START Data shown

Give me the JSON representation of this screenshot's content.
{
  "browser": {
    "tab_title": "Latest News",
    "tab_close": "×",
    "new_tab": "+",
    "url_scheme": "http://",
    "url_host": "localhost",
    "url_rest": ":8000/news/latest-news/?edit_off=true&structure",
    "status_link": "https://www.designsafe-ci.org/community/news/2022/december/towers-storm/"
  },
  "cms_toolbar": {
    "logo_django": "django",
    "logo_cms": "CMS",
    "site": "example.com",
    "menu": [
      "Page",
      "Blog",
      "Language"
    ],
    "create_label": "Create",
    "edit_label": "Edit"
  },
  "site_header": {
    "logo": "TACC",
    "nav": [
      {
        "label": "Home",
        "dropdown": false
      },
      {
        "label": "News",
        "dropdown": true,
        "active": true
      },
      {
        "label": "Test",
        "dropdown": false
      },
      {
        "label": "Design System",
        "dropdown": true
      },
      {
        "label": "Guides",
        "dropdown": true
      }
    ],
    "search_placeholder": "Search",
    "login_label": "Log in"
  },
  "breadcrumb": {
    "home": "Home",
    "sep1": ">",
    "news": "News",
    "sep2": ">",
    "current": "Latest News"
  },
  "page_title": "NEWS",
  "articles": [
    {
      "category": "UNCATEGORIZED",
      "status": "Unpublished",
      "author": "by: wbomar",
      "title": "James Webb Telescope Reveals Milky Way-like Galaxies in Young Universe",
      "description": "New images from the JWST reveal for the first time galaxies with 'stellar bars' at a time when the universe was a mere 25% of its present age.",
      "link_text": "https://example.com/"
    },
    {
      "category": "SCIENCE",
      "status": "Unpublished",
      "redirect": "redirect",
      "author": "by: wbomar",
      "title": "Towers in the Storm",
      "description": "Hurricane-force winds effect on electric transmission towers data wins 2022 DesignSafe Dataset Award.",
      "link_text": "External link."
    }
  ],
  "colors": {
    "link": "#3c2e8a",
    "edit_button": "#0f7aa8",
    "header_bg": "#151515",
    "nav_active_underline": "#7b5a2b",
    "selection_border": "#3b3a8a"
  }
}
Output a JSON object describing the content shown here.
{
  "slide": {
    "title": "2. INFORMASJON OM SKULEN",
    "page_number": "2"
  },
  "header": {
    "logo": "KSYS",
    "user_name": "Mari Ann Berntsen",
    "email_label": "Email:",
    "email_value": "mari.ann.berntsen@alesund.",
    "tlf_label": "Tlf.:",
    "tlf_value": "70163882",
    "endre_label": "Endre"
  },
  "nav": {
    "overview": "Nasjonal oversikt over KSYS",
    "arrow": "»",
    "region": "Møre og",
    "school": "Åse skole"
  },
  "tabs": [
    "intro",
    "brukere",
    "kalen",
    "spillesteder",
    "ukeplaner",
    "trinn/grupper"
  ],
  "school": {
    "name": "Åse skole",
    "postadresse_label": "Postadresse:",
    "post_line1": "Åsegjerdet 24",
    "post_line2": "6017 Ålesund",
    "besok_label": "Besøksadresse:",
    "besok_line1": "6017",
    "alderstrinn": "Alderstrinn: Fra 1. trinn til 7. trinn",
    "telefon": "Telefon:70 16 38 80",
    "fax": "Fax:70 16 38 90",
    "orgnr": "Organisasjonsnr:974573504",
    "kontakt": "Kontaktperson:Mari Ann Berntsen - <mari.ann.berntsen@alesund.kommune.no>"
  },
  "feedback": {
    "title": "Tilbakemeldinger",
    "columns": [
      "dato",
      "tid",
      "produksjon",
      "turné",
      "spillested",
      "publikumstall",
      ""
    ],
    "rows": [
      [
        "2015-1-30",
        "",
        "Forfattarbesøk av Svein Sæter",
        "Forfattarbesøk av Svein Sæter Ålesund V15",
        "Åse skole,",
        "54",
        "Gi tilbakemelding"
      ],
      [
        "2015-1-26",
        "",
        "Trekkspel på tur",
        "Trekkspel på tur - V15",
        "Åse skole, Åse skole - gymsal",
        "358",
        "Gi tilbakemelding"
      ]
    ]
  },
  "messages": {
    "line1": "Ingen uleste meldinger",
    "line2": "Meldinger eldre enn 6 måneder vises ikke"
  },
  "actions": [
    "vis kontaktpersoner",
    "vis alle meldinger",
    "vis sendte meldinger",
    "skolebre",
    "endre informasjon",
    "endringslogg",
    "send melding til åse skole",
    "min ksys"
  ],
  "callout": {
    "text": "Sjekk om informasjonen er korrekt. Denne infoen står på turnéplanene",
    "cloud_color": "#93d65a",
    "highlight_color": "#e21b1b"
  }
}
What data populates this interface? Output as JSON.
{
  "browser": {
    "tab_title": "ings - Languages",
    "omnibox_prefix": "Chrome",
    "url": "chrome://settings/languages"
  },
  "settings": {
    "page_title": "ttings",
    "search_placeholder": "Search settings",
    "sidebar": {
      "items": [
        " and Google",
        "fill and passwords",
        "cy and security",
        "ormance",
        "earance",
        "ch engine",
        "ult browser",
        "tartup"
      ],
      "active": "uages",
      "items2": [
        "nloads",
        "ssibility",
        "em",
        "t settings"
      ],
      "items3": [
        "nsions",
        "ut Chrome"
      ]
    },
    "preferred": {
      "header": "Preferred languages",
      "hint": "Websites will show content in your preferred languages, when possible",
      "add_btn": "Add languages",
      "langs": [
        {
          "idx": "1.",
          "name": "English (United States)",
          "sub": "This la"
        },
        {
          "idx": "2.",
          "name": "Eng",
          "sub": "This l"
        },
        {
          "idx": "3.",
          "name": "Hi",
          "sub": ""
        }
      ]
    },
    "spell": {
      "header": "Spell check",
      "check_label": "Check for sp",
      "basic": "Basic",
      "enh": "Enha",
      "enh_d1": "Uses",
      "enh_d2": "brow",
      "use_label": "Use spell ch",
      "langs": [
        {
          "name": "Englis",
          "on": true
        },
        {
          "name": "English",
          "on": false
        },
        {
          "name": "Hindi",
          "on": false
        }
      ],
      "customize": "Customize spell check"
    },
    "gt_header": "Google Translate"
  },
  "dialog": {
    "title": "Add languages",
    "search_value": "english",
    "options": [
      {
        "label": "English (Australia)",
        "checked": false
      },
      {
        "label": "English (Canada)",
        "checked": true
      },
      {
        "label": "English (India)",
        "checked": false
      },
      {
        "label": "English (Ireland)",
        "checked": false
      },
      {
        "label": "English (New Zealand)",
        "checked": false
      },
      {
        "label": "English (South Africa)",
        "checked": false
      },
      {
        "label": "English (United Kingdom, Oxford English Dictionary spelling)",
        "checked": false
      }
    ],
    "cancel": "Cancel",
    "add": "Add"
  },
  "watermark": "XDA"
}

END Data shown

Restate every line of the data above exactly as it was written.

Written response =
Give me the JSON representation of this screenshot's content.
{
  "browser": {
    "tab_title": "Latest News",
    "tab_close": "×",
    "new_tab": "+",
    "url_scheme": "http://",
    "url_host": "localhost",
    "url_rest": ":8000/news/latest-news/?edit_off=true&structure",
    "status_link": "https://www.designsafe-ci.org/community/news/2022/december/towers-storm/"
  },
  "cms_toolbar": {
    "logo_django": "django",
    "logo_cms": "CMS",
    "site": "example.com",
    "menu": [
      "Page",
      "Blog",
      "Language"
    ],
    "create_label": "Create",
    "edit_label": "Edit"
  },
  "site_header": {
    "logo": "TACC",
    "nav": [
      {
        "label": "Home",
        "dropdown": false
      },
      {
        "label": "News",
        "dropdown": true,
        "active": true
      },
      {
        "label": "Test",
        "dropdown": false
      },
      {
        "label": "Design System",
        "dropdown": true
      },
      {
        "label": "Guides",
        "dropdown": true
      }
    ],
    "search_placeholder": "Search",
    "login_label": "Log in"
  },
  "breadcrumb": {
    "home": "Home",
    "sep1": ">",
    "news": "News",
    "sep2": ">",
    "current": "Latest News"
  },
  "page_title": "NEWS",
  "articles": [
    {
      "category": "UNCATEGORIZED",
      "status": "Unpublished",
      "author": "by: wbomar",
      "title": "James Webb Telescope Reveals Milky Way-like Galaxies in Young Universe",
      "description": "New images from the JWST reveal for the first time galaxies with 'stellar bars' at a time when the universe was a mere 25% of its present age.",
      "link_text": "https://example.com/"
    },
    {
      "category": "SCIENCE",
      "status": "Unpublished",
      "redirect": "redirect",
      "author": "by: wbomar",
      "title": "Towers in the Storm",
      "description": "Hurricane-force winds effect on electric transmission towers data wins 2022 DesignSafe Dataset Award.",
      "link_text": "External link."
    }
  ],
  "colors": {
    "link": "#3c2e8a",
    "edit_button": "#0f7aa8",
    "header_bg": "#151515",
    "nav_active_underline": "#7b5a2b",
    "selection_border": "#3b3a8a"
  }
}
Output a JSON object describing the content shown here.
{
  "slide": {
    "title": "2. INFORMASJON OM SKULEN",
    "page_number": "2"
  },
  "header": {
    "logo": "KSYS",
    "user_name": "Mari Ann Berntsen",
    "email_label": "Email:",
    "email_value": "mari.ann.berntsen@alesund.",
    "tlf_label": "Tlf.:",
    "tlf_value": "70163882",
    "endre_label": "Endre"
  },
  "nav": {
    "overview": "Nasjonal oversikt over KSYS",
    "arrow": "»",
    "region": "Møre og",
    "school": "Åse skole"
  },
  "tabs": [
    "intro",
    "brukere",
    "kalen",
    "spillesteder",
    "ukeplaner",
    "trinn/grupper"
  ],
  "school": {
    "name": "Åse skole",
    "postadresse_label": "Postadresse:",
    "post_line1": "Åsegjerdet 24",
    "post_line2": "6017 Ålesund",
    "besok_label": "Besøksadresse:",
    "besok_line1": "6017",
    "alderstrinn": "Alderstrinn: Fra 1. trinn til 7. trinn",
    "telefon": "Telefon:70 16 38 80",
    "fax": "Fax:70 16 38 90",
    "orgnr": "Organisasjonsnr:974573504",
    "kontakt": "Kontaktperson:Mari Ann Berntsen - <mari.ann.berntsen@alesund.kommune.no>"
  },
  "feedback": {
    "title": "Tilbakemeldinger",
    "columns": [
      "dato",
      "tid",
      "produksjon",
      "turné",
      "spillested",
      "publikumstall",
      ""
    ],
    "rows": [
      [
        "2015-1-30",
        "",
        "Forfattarbesøk av Svein Sæter",
        "Forfattarbesøk av Svein Sæter Ålesund V15",
        "Åse skole,",
        "54",
        "Gi tilbakemelding"
      ],
      [
        "2015-1-26",
        "",
        "Trekkspel på tur",
        "Trekkspel på tur - V15",
        "Åse skole, Åse skole - gymsal",
        "358",
        "Gi tilbakemelding"
      ]
    ]
  },
  "messages": {
    "line1": "Ingen uleste meldinger",
    "line2": "Meldinger eldre enn 6 måneder vises ikke"
  },
  "actions": [
    "vis kontaktpersoner",
    "vis alle meldinger",
    "vis sendte meldinger",
    "skolebre",
    "endre informasjon",
    "endringslogg",
    "send melding til åse skole",
    "min ksys"
  ],
  "callout": {
    "text": "Sjekk om informasjonen er korrekt. Denne infoen står på turnéplanene",
    "cloud_color": "#93d65a",
    "highlight_color": "#e21b1b"
  }
}
What data populates this interface? Output as JSON.
{
  "browser": {
    "tab_title": "ings - Languages",
    "omnibox_prefix": "Chrome",
    "url": "chrome://settings/languages"
  },
  "settings": {
    "page_title": "ttings",
    "search_placeholder": "Search settings",
    "sidebar": {
      "items": [
        " and Google",
        "fill and passwords",
        "cy and security",
        "ormance",
        "earance",
        "ch engine",
        "ult browser",
        "tartup"
      ],
      "active": "uages",
      "items2": [
        "nloads",
        "ssibility",
        "em",
        "t settings"
      ],
      "items3": [
        "nsions",
        "ut Chrome"
      ]
    },
    "preferred": {
      "header": "Preferred languages",
      "hint": "Websites will show content in your preferred languages, when possible",
      "add_btn": "Add languages",
      "langs": [
        {
          "idx": "1.",
          "name": "English (United States)",
          "sub": "This la"
        },
        {
          "idx": "2.",
          "name": "Eng",
          "sub": "This l"
        },
        {
          "idx": "3.",
          "name": "Hi",
          "sub": ""
        }
      ]
    },
    "spell": {
      "header": "Spell check",
      "check_label": "Check for sp",
      "basic": "Basic",
      "enh": "Enha",
      "enh_d1": "Uses",
      "enh_d2": "brow",
      "use_label": "Use spell ch",
      "langs": [
        {
          "name": "Englis",
          "on": true
        },
        {
          "name": "English",
          "on": false
        },
        {
          "name": "Hindi",
          "on": false
        }
      ],
      "customize": "Customize spell check"
    },
    "gt_header": "Google Translate"
  },
  "dialog": {
    "title": "Add languages",
    "search_value": "english",
    "options": [
      {
        "label": "English (Australia)",
        "checked": false
      },
      {
        "label": "English (Canada)",
        "checked": true
      },
      {
        "label": "English (India)",
        "checked": false
      },
      {
        "label": "English (Ireland)",
        "checked": false
      },
      {
        "label": "English (New Zealand)",
        "checked": false
      },
      {
        "label": "English (South Africa)",
        "checked": false
      },
      {
        "label": "English (United Kingdom, Oxford English Dictionary spelling)",
        "checked": false
      }
    ],
    "cancel": "Cancel",
    "add": "Add"
  },
  "watermark": "XDA"
}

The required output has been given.